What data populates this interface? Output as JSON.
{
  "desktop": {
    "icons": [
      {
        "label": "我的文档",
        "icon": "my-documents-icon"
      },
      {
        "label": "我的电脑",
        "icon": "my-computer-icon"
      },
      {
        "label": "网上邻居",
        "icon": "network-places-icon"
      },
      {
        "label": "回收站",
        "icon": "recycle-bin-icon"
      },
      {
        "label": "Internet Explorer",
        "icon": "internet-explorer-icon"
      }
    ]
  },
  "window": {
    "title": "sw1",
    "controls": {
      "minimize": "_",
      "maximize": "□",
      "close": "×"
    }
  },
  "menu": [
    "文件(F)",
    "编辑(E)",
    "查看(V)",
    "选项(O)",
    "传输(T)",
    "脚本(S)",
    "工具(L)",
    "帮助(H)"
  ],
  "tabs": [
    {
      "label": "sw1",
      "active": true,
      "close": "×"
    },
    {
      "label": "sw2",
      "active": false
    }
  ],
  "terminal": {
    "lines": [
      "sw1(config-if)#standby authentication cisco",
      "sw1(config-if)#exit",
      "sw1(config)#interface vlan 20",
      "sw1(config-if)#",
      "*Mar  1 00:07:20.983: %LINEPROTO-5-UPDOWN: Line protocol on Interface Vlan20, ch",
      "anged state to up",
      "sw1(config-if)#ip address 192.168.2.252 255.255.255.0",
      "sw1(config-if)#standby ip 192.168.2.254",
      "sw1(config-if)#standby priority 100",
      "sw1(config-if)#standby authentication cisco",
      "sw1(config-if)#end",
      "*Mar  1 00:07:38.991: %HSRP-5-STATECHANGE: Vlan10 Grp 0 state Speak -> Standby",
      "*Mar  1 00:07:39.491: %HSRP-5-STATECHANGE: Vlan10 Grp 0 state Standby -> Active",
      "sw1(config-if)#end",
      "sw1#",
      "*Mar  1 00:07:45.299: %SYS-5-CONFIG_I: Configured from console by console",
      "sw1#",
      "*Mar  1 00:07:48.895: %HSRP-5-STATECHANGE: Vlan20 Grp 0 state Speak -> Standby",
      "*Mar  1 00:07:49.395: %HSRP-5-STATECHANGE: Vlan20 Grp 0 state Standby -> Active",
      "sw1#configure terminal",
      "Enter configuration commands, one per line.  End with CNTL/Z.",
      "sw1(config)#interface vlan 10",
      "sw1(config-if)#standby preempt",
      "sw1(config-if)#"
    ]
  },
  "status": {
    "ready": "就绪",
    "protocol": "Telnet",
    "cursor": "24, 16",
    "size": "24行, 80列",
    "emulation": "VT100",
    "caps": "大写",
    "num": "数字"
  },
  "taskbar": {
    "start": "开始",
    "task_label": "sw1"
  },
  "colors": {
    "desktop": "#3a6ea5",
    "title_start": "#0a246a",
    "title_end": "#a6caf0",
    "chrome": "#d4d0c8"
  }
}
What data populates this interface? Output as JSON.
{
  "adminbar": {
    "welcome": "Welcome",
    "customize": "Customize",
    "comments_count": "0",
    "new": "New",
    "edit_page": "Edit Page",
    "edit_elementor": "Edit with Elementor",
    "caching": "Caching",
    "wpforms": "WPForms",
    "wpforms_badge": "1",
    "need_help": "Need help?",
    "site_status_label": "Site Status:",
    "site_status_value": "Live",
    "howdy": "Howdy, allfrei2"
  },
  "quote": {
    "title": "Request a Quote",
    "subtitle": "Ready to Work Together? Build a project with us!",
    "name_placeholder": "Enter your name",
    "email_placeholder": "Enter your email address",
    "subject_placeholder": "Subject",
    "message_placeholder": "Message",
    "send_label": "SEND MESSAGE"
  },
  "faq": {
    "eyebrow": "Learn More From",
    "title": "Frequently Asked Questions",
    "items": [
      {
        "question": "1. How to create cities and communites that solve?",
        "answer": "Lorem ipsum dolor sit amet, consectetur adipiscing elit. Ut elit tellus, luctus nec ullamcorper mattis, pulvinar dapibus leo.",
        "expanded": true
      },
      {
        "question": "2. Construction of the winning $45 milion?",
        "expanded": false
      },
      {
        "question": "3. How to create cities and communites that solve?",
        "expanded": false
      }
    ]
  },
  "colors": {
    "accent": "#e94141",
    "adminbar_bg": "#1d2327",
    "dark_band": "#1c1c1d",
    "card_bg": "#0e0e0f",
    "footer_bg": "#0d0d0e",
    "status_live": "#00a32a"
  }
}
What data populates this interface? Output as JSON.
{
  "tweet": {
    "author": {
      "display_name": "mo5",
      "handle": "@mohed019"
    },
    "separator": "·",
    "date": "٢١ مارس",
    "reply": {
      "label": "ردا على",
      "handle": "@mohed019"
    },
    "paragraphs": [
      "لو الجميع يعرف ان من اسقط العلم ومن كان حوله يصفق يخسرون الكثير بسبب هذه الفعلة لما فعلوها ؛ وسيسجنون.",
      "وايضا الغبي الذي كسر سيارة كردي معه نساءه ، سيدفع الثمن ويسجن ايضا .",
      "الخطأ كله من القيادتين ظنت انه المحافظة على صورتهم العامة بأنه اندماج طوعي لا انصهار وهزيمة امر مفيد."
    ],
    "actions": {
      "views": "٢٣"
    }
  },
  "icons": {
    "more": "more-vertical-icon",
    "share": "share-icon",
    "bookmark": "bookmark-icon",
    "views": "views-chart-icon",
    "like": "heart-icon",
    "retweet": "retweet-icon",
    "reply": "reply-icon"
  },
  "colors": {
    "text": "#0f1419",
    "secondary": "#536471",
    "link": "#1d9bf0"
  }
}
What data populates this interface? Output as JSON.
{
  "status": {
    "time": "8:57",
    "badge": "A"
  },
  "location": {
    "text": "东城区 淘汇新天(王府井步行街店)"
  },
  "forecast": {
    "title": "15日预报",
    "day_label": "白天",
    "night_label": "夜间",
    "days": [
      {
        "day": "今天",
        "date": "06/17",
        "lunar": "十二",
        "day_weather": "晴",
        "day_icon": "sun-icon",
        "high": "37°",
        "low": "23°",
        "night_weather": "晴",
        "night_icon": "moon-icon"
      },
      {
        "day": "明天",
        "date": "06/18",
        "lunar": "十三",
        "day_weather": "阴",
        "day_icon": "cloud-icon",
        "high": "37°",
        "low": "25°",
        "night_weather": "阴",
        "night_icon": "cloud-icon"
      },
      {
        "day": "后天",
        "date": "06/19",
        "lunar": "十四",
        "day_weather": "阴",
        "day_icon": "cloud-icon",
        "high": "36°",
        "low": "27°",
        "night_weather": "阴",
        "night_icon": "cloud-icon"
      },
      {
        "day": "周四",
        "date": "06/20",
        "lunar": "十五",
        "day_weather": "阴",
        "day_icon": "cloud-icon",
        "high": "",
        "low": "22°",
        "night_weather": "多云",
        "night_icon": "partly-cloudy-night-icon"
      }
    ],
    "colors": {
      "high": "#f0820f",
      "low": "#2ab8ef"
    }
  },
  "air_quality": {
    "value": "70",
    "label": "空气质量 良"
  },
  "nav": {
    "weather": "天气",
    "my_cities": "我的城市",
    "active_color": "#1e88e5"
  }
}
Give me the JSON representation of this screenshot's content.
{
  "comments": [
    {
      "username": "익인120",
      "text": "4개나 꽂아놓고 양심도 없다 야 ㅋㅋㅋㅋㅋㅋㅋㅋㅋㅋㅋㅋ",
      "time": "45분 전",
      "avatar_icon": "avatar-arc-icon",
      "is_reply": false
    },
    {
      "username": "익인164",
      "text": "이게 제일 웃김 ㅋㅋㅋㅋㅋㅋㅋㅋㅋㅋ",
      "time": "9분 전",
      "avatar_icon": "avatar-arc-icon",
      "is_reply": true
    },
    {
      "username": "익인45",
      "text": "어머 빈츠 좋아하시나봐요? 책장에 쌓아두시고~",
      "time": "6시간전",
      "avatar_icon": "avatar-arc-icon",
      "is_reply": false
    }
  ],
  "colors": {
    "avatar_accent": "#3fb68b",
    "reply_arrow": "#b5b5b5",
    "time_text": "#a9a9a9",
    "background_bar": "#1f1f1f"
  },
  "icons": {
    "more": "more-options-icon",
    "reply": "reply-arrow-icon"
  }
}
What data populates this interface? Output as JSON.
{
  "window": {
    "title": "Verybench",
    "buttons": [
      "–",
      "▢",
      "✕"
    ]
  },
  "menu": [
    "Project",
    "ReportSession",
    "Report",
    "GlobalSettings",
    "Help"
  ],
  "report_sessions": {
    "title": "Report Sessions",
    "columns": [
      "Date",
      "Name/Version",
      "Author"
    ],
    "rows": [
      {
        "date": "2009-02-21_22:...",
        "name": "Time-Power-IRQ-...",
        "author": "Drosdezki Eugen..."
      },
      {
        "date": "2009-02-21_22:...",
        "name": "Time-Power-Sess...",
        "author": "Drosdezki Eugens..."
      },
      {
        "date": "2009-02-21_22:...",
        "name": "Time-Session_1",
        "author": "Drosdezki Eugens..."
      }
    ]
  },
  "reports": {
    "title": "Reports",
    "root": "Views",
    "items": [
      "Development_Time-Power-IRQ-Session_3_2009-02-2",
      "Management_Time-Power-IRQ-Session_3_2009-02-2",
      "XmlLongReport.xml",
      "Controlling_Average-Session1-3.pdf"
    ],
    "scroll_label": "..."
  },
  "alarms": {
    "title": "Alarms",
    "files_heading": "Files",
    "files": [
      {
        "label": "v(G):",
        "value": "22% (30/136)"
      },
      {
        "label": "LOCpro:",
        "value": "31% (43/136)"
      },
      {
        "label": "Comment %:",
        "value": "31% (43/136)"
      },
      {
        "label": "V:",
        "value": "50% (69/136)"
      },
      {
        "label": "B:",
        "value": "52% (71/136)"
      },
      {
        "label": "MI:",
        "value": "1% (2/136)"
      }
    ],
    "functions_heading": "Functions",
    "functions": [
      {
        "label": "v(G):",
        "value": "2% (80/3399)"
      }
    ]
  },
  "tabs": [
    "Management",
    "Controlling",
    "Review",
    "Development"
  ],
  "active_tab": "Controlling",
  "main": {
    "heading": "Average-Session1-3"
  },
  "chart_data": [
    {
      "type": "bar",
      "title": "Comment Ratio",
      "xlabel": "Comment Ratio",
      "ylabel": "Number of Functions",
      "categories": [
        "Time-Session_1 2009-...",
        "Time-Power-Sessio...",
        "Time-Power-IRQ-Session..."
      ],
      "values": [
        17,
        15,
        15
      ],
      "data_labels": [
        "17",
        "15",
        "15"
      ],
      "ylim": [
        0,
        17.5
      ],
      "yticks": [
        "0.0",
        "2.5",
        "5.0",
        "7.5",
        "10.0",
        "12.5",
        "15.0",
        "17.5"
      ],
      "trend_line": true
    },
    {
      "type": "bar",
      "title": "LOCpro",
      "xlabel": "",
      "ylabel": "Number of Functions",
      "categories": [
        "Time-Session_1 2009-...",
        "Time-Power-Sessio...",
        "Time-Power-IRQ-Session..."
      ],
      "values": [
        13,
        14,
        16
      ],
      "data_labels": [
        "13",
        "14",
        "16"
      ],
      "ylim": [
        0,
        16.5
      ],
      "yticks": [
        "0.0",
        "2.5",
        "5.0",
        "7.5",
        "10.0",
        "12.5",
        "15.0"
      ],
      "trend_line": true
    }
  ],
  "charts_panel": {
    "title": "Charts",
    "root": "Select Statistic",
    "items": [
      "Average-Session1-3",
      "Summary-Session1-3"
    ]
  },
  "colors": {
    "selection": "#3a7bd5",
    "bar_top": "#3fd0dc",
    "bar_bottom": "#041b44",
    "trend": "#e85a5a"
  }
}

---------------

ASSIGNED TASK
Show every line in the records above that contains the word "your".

ANSWER TO THIS EXERCISE
    "name_placeholder": "Enter your name",
    "email_placeholder": "Enter your email address",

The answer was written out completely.